The FCC declined to adopt a universal interference resolution deadline, instead deferring to the Media Bureau to establish specific deadlines for each interference complaint. The commission, however, established a target deadline of 90 days from the date the bureau completes its initial review of an interference complaint to resolve complaints.
In practice, the bureau will issue a letter notifying the translator licensee that the interference complaint has passed its initial review, and will set a specific remediation deadline along with any necessary intermediate deadlines (e.g., remediation plan deadline). If all interference complaints are not resolved by the set deadline, the FCC may order the immediate suspension of translator operations or power reduction.
The commission adopted the proposal to allow FM translator stations to remediate interference issues (either caused to or received from another station) by changing channels to any available same-band frequency. Such channel changes would now be deemed minor changes and would be permitted upon a showing of actual or predicted interference to or from any other broadcast station. Previously, translators were only permitted to move to first, second, and third or intermediate frequency (IF) channels to resolve interference. The expanded channel-change options will provide translator licensees with increased options for resolving interference — without having to undergo protracted complaint proceedings or being forced off the air for failing to eliminate interference.
Treatment of Pending Complaint Proceedings
The commission explicitly stated that any FM translator interference complaints pending as of the effective date of the new rules would be decided under the new rules.
Once the new rules become fully effective, the commission will permit parties to pending complaint proceedings to submit supplemental materials to address the revised rules. Presumably, this will serve as an opportunity for complainants to make the necessary modifications to their complaints to adhere to the new complaint requirements, and for defending translator licensees to seek dismissal of the complaints for their failure to adhere with the new procedural requirements.
The amended rules should become effective in mid-August. The report and order was published in the Federal Register on June 14, which would make the effective date of the rule amendments that do not constitute “information collections” Aug. 13 (we note that the initial Federal Register publication reported the effective date as July 15, but FCC staff has confirmed that was in error, and a correction will be published).

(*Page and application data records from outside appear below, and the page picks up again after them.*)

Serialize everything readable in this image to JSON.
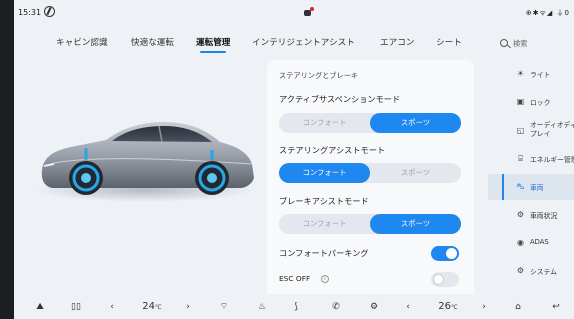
{
  "status": {
    "time": "15:31",
    "right": "⊕✱ᯤ◢ ⏚0"
  },
  "tabs": [
    "キャビン認識",
    "快適な運転",
    "運転管理",
    "インテリジェントアシスト",
    "エアコン",
    "シート"
  ],
  "active_tab": "運転管理",
  "panel": {
    "section_title": "ステアリングとブレーキ",
    "suspension": {
      "label": "アクティブサスペンションモード",
      "options": [
        "コンフォート",
        "スポーツ"
      ],
      "selected": "スポーツ"
    },
    "steering": {
      "label": "ステアリングアシストモート",
      "options": [
        "コンフォート",
        "スポーツ"
      ],
      "selected": "コンフォート"
    },
    "brake": {
      "label": "ブレーキアシストモード",
      "options": [
        "コンフォート",
        "スポーツ"
      ],
      "selected": "スポーツ"
    },
    "comfort_parking": {
      "label": "コンフォートパーキング",
      "on": true
    },
    "esc_off": {
      "label": "ESC OFF",
      "on": false
    }
  },
  "sidebar": {
    "search_placeholder": "検索",
    "items": [
      {
        "label": "ライト",
        "icon": "sun-icon"
      },
      {
        "label": "ロック",
        "icon": "lock-icon"
      },
      {
        "label": "オーディオディス\nプレイ",
        "icon": "display-icon"
      },
      {
        "label": "エネルギー管理",
        "icon": "energy-icon"
      },
      {
        "label": "車両",
        "icon": "car-icon",
        "active": true
      },
      {
        "label": "車両状況",
        "icon": "vehicle-status-icon"
      },
      {
        "label": "ADAS",
        "icon": "adas-icon"
      },
      {
        "label": "システム",
        "icon": "system-icon"
      }
    ]
  },
  "bottom": {
    "left_temp": "24",
    "right_temp": "26",
    "temp_unit": "℃"
  },
  "colors": {
    "accent": "#1e87f0",
    "background": "#eef1f5"
  }
}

As stated in the report and order, however, the bulk of the new complaint procedures deal with “information collections” and therefore require the further approval of the Office of Management and Budget under the Paperwork Reduction Act, and will become effective only after the FCC publishes a notice of OMB approval in the Federal Register. FCC staff has indicated that they expect that approval to also be obtained by mid-August, so that all of the rule amendments can take effect at the same time.
Should you have any questions regarding the new FM translator interference complaint procedures, or require assistance navigating a current complaint proceeding, please contact your attorney.
This article originally appeared on the blog of Fletcher, Heald & Hildreth.